  24. ^ Schenk-Jaeger KM, Rauber-Lüthy C, Bodmer M, Kupferschmidt H, Kullak-Ublick GA, Ceschi A (2012). "Mushroom poisoning: a study on circumstances of exposure and patterns of toxicity". European Journal of Internal Medicine. 23 (4): e85–e91. doi:10.1016/j.ejim.2012.03.014. PMID 22560399.
  25. ^ Kretz O, Creppy EE, Dirheimer G (1991). "Characterization of bolesatine, a toxic protein from the mushroom Boletus satanas Lenz and its effects on kidney cells". Toxicology. 66 (2): 213–24. doi:10.1016/0300-483X(91)90220-U. PMID 1707561.
  26. ^ Ennamany R, Bingen A, Creppy EE, Kretz O, Gut JP, Dubuisson L, Balabaud C, Sage PB, Kirn A (1998). "Aspirin (R) and heparin prevent hepatic blood stasis and thrombosis induced by the toxic glycoprotein Bolesatine in mice". Human & Experimental Toxicology. 17 (11): 620–624. doi:10.1191/096032798678908017.
  27. ^ Licastro F, Morini MC, Kretz O, Dirheimer G, Creppy EE; Stirpe F. (1993). "Mitogenic activity and immunological properties of bolesatine, a lectin isolated from the mushroom Boletus satanas Lenz". International Journal of Biochemistry. 25 (5): 789–792.
  28. ^ a b Benjamin, Denis R. (1995). Mushrooms: poisons and panaceas — a handbook for naturalists, mycologists and physicians.

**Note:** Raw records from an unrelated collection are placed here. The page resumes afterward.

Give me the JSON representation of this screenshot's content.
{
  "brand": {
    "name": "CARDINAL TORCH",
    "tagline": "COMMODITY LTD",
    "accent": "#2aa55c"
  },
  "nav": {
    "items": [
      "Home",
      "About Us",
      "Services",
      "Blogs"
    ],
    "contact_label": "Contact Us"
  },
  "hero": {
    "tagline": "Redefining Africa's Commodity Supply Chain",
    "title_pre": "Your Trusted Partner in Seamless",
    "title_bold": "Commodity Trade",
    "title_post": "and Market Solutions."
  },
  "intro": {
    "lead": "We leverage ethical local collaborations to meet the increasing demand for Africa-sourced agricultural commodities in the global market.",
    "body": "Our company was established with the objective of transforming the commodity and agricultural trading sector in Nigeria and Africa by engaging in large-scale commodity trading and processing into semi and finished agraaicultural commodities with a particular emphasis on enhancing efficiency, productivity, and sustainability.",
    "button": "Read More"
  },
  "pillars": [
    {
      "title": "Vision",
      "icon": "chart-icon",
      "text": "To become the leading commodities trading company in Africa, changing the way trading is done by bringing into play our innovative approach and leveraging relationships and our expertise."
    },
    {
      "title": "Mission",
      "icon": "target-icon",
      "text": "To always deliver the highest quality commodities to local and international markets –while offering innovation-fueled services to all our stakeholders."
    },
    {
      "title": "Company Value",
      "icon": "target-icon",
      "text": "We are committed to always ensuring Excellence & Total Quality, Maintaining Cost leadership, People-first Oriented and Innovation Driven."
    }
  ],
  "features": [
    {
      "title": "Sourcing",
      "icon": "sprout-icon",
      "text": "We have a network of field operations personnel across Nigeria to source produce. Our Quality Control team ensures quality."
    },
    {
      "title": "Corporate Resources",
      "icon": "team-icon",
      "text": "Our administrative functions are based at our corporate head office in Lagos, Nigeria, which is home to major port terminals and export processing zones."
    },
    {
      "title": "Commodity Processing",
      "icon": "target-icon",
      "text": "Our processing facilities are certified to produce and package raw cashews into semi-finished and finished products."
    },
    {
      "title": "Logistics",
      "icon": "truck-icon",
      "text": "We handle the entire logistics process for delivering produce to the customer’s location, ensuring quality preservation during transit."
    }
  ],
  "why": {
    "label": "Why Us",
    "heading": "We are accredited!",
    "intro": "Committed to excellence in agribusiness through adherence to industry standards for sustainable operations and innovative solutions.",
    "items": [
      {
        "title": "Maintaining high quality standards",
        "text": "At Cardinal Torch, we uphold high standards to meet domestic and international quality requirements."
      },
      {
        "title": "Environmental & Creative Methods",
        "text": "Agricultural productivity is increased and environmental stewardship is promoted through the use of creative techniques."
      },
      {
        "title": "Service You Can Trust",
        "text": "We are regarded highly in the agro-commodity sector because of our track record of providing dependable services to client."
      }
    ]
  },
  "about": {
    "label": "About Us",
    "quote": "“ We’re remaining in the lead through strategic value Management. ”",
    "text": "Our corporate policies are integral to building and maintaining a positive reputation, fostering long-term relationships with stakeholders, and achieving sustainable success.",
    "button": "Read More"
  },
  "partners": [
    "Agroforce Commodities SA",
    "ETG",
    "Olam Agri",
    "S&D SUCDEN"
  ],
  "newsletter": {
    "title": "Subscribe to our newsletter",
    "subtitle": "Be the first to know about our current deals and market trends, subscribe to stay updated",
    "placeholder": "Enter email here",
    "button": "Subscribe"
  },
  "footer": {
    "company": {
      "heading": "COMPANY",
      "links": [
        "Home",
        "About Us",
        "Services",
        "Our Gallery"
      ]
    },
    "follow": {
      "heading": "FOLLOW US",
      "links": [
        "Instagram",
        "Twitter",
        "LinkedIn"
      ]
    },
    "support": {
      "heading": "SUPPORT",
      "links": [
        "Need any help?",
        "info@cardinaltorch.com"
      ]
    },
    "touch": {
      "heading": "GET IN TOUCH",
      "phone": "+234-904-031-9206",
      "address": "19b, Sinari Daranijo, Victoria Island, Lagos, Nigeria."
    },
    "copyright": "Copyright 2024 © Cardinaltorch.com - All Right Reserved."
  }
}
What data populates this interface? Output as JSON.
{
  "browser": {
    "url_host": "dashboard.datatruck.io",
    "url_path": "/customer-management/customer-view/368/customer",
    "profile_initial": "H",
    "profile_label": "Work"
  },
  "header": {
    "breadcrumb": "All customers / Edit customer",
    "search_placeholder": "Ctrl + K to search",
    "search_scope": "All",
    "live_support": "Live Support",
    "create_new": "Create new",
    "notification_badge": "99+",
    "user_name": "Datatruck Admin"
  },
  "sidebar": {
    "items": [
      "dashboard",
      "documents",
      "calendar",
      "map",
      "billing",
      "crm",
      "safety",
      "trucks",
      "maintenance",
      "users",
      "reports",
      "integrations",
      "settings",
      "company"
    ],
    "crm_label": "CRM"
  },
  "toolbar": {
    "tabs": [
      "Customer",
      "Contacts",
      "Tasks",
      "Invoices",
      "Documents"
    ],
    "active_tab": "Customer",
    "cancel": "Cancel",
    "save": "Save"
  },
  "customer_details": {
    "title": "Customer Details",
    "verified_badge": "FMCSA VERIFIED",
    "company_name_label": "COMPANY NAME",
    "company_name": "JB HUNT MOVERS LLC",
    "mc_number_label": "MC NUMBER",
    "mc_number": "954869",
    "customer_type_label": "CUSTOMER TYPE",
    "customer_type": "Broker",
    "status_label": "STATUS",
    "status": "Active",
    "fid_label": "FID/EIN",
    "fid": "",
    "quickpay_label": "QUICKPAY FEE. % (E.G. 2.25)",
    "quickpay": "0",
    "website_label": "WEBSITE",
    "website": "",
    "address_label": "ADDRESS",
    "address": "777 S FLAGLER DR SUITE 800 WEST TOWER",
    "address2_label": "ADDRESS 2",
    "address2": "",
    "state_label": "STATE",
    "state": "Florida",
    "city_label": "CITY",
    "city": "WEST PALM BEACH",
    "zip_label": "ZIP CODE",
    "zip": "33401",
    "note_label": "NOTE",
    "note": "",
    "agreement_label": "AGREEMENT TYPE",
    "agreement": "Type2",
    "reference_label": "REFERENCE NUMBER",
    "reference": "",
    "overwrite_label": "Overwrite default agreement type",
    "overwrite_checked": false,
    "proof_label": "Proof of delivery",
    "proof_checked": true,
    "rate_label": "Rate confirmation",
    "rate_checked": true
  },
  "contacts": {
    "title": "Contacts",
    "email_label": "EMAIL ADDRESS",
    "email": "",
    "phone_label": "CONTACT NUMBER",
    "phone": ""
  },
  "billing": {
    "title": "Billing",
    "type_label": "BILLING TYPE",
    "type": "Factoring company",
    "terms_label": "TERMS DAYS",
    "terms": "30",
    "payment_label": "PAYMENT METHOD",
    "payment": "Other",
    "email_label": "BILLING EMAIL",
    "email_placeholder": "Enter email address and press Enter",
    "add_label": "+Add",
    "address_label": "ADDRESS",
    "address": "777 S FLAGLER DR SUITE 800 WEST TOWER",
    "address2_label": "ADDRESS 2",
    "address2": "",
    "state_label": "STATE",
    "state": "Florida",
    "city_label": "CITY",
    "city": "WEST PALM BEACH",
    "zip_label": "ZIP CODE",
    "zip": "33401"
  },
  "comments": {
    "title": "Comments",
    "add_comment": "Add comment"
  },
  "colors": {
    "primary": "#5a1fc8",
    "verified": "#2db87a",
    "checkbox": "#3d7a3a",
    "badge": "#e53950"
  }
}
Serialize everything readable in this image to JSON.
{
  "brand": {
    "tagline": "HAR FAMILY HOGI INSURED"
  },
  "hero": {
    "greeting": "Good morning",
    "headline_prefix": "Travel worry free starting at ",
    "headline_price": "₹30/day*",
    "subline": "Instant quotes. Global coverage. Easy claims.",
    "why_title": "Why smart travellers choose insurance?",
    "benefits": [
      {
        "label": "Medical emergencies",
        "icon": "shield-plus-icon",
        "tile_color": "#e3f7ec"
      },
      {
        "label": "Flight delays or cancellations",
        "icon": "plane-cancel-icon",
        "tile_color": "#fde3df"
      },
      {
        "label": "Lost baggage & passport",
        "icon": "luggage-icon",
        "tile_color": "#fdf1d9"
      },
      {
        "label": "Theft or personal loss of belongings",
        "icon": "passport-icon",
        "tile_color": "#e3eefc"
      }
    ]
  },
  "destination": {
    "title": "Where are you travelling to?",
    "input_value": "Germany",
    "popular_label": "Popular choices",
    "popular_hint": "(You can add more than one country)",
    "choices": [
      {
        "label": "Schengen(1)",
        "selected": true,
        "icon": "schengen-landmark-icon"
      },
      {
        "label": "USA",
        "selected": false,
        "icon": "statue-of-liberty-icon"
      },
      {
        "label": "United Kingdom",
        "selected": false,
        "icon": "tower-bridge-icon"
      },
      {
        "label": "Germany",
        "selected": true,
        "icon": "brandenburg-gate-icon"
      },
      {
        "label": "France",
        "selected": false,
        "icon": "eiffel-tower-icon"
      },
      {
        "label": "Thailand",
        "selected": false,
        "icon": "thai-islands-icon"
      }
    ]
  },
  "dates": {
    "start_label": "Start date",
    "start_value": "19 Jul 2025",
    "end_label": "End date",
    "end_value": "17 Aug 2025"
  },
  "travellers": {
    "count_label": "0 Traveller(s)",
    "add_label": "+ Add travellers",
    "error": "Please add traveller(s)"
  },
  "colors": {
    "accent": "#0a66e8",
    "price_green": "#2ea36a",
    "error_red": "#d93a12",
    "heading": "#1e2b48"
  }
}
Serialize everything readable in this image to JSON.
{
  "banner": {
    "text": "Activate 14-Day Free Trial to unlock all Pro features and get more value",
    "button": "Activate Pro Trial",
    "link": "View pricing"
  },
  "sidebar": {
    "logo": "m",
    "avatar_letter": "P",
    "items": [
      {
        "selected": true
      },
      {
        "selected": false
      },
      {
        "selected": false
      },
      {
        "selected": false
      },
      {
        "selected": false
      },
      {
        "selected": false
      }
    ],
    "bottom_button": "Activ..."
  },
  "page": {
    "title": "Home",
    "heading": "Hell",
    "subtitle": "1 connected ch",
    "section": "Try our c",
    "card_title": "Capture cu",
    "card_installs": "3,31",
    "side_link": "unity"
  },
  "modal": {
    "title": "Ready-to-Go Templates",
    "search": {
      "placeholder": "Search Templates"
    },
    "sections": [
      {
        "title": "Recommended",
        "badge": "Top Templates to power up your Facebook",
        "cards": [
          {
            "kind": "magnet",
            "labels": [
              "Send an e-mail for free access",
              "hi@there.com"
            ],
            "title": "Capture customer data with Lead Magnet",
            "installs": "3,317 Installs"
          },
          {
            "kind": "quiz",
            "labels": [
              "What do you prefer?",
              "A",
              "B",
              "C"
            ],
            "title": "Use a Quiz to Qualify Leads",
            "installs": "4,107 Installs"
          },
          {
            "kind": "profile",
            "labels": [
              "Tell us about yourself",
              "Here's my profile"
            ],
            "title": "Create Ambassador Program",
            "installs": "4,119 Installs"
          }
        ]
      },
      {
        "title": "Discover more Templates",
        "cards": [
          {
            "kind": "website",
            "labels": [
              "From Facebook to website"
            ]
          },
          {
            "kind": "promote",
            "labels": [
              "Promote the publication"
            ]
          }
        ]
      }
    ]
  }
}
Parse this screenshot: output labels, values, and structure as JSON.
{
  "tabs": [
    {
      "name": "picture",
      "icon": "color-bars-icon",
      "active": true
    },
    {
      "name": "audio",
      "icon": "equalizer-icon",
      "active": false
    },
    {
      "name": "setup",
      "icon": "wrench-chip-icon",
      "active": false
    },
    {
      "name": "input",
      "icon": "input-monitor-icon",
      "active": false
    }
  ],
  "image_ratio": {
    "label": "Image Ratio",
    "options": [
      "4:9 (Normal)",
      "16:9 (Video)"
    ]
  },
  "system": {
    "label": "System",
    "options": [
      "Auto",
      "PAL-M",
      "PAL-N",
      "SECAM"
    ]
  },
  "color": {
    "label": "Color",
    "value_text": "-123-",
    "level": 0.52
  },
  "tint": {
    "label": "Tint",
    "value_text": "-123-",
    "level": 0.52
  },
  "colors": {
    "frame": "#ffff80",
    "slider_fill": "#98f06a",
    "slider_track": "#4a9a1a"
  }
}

New York: WH Freeman and Company. p. 359. ISBN 0-7167-2600-9.
  29. ^ Merlet A, Dauchy FA, Dupon M. (2012). Hyperprocalcitonemia due to mushroom poisoning. Clin Infect Dis. 54: 307–308.
  30. ^ White J, Weinstein SA, De Haro L, Bédry R, Schaper A, Rumack BH, Zilker T. (2018). Mushroom poisoning: a proposed new clinical classification. Toxicon. doi: 10.1016/j.toxicon.2018.11.007